The CPU of a modern small computer is physically implemented as single silicon "chip". This chip will have engraved on it the million or more transistors and the interconnecting wiring that define the CPU's circuits. The chip will have one hundred or more pins around its rim. Some of these pins are connection points for the signal lines from the bus, others will be the points where electrical power is supplied to the chip. Although physically a single component, the CPU is logically made up from a number of subparts. The three most important, which will be present in every CPU.
The timing and control circuits are the heart of the system. A controlling circuit defines the computer's basic processing cycle: repeat, fetch next instruction from memory, decode instruction (i.e. determine which data manipulation circuit is to be activated), fetch from memory any additional data that are needed ,execute the instruction (feed the data to the appropriate manipulation circuit), until "halt" instruction has been executed.
Along with the controlling "fetch-decode-execute" circuit, the timing and control component of the CPU contains the circuits for decoding instructions and decoding addresses (i.e. working out the location in memory of required data elements).
The arithmetic logic unit (ALU) contains the circuits that manipulate data. There will be circuits for arithmetic operations like addition and multiplication. Often there will be different versions of such circuits – one version for integer numbers and a second for real numbers. Other circuits will implement comparison operations that permit a program check whether one data value is greater than or less than some other value. There will also be "logic" circuits that directly manipulate bit pattern data.
While most data are kept in memory, CPUs are designed to hold a small amount of data in "registers" (data stores) in the CPU itself. It is normal for main memory to be large enough to hold millions of data values; the CPU may only have space for something like 16 values. A CPU register will hold as many bits as a "word" in the computer's memory. Most current CPUs have registers that each store 32 bits of data. The circuits in the ALU often are organized so that some or all of their inputs and outputs must come from, or go to, CPU registers. Data values have to be fetched from memory and stored temporarily in CPU registers. Only then they can be combined using an ALU circuit, with the result again going to a register. If the result is from the final step in a calculation, it gets stored back into main memory. While some of the CPU registers are used for data values that are being manipulated, others may be reserved for calculations that the CPU has to do when it is working out where in memory particular data values are to be stored. CPU designs vary with respect to their use of registers. But, commonly, a CPU will have 8 or more "data" registers and another 8 "address" registers.

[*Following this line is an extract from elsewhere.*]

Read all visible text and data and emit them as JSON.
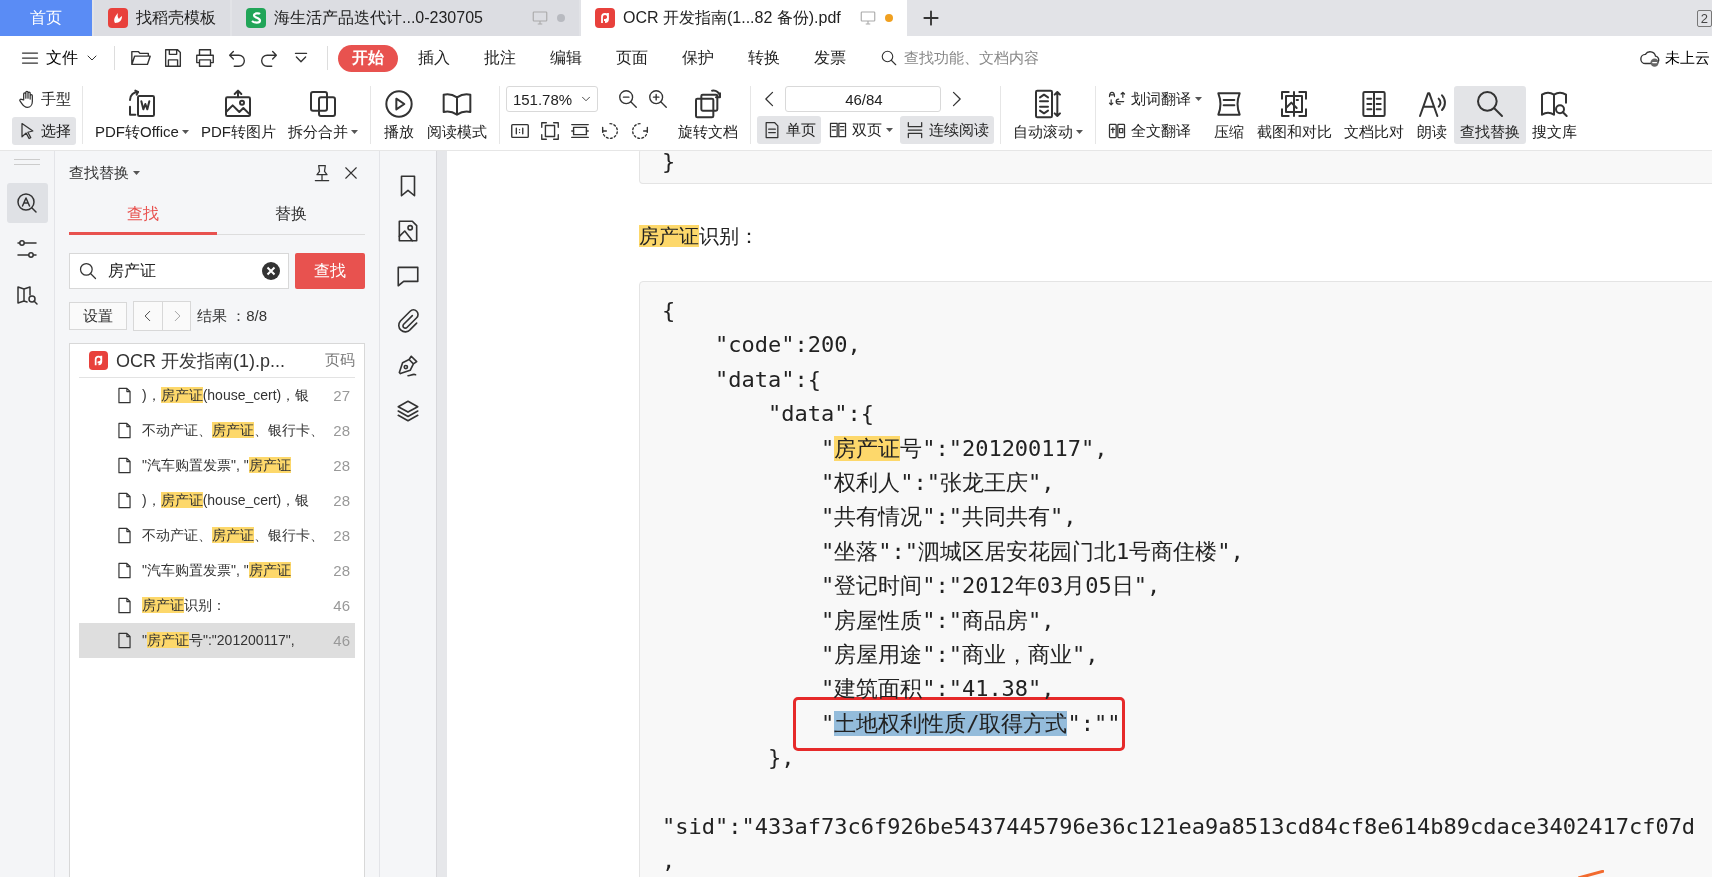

to implement['ImplImqnt] –виконувати, забезпечувати виконання, здійснювати, утілюватись в життя.
to engrave[In'greIv] –утримувати на собі, гравірувати
wiring['waiqrIN]–монтаж, проводка, монтажна схема
pin –штекер, вивід; контакт
RIM –read-in mode режим вводу
subpart – підчастина
to define – давати визначення
to determine[dI'tWmIn]– визначати, встановлювати
to feed – надавати інформацію
manipulation– маніпулювання, обробка
to require[rI'kwaiq] – вимагати
addition and multiplication – додавання і множення
comparison [kqm'pxrIsn] – порівняння
to permit ['pWmit] – дозволяти
values['vxljHs] – величини
current['kAr(q)nt] – сучасний
register['reGistq] – регістр
reserve [rI'zWv] – резерв, зберігати